I have dreamed of the abundance within the stories shared with me by my father. There were dug-out canoes that were scattered throughout the Fraser.
There used to be an abundance of fish that once inhabited my wife and sons traditional territory of Lake Nipissing.
It maddens me to remember fishing with my family by moonlight, me and my brother hiding under a quilted blanket. As a fisherman I have lurked in the shadows.
As an artist I often lurk in the shadows. I am saddened and maddened. There is a fire in my belly and under my feet. My great aunt said Warrior up. I fight to keep feeling despite the immense grief that comes with having a heart in times of great despair.
They want to increase oil extraction in the tar sands. Trudeau has said we can have both, the economy and the environment. I have heard of both, the abundance of bison, salmon, and old growth trees. But I have not had both. I have heard of sparkling fresh water. I know many Indians across this country who do not have both and haven’t for a long time.
I don’t think Trudeau is talking about me. My dreams are still lurking in the shadows.
Give me back the courage of the olden chiefs.
I have tried to become invisible to avoid the beatings from non-native children when I went to school. I have tried to separate myself from my feelings as a child, teenager and young man.
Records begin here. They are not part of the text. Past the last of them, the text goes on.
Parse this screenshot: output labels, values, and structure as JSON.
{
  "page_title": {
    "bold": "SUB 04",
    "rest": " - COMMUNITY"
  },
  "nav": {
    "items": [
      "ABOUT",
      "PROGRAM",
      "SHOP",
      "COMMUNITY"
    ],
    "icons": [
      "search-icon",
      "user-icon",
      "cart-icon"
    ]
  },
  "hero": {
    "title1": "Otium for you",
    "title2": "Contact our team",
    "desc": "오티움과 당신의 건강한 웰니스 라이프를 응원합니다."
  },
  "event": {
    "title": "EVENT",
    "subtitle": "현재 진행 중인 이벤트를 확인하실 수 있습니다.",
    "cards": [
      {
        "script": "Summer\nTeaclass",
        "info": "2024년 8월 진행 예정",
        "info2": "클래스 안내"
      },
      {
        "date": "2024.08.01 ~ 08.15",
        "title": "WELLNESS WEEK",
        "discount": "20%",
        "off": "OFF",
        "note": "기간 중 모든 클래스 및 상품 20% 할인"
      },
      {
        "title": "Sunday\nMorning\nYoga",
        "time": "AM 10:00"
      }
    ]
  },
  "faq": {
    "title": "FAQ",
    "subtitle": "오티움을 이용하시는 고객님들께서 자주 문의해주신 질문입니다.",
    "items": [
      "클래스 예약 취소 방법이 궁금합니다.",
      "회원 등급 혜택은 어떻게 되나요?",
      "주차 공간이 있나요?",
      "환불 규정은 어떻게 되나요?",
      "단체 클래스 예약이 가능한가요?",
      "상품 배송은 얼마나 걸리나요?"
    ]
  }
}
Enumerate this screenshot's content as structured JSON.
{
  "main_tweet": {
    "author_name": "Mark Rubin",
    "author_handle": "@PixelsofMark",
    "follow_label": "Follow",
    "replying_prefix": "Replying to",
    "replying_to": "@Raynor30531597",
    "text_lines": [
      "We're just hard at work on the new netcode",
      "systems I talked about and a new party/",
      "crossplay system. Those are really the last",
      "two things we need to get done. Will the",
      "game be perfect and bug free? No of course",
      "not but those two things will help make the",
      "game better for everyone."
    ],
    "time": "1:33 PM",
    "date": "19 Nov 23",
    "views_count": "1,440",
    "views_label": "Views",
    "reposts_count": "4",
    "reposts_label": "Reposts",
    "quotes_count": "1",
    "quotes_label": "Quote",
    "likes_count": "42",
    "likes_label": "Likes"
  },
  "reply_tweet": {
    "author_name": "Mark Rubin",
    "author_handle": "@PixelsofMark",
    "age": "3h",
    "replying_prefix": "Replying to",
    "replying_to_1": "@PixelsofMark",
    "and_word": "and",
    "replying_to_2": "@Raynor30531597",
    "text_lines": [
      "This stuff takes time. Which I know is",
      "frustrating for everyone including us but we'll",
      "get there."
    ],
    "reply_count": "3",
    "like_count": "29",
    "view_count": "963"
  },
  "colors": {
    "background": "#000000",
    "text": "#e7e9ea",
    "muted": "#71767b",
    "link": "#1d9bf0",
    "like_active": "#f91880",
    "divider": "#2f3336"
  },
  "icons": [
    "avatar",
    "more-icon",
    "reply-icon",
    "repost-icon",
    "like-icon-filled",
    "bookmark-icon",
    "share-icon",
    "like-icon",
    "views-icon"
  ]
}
But for many years I have been reaching for the courage of the olden chiefs. I searched to find the strength to open my heart to love myself, my family and this heartland.
But for many years I have been reaching for the courage to rise out of the sea like the thunder bird of old. To let go of the shame, fear and sadness from growing up in alcohol and violence. It was in my home, on the streets, in the schools. When trudeau says ‘We can Have Both’ it is violence. It makes invisible my rights and dreams.
So shall we shatter the barriers of our isolation? “We can have both,’ Trudeau. Yes we can. Canada, clean up the waters in northern Alberta. Bring back the Salmon to the Fraser. During Canada’s 150 celebrations I have watched many Indigenous artists fold up shop as non-Indigenous artists perform our stories. Our stories of grief and violence.
Royal Winnipeg Ballet’s Going Home Star, a dance piece centred on stories of residential school was performed across the country on our largest stages, on the main stage of Planet Indigenous in 2015 at the Harbour Front Centre, in wigs. While Planet Indigenous’s Indigenous choreographers shared a smaller theatre. The Canadian opera Company’s Louis Riel was directed by a non-Indigenous director. My great grandfather did not get a chance to perform in large productions until his later years. We need Canada to move over and let us tie our place. Discrimination is violence. It is neither my value, nor Canada’s as I understand.
It’s possible. Things can change. This change has a price tag. The lack of change has a price tag. We are still impoverished. But it’s possible and I am heartened when we give voice to possibility and identity of what is actually happening in this country.
Trudeau, include me and Indigenous people in your pledges to possibilities. We Can Have Both.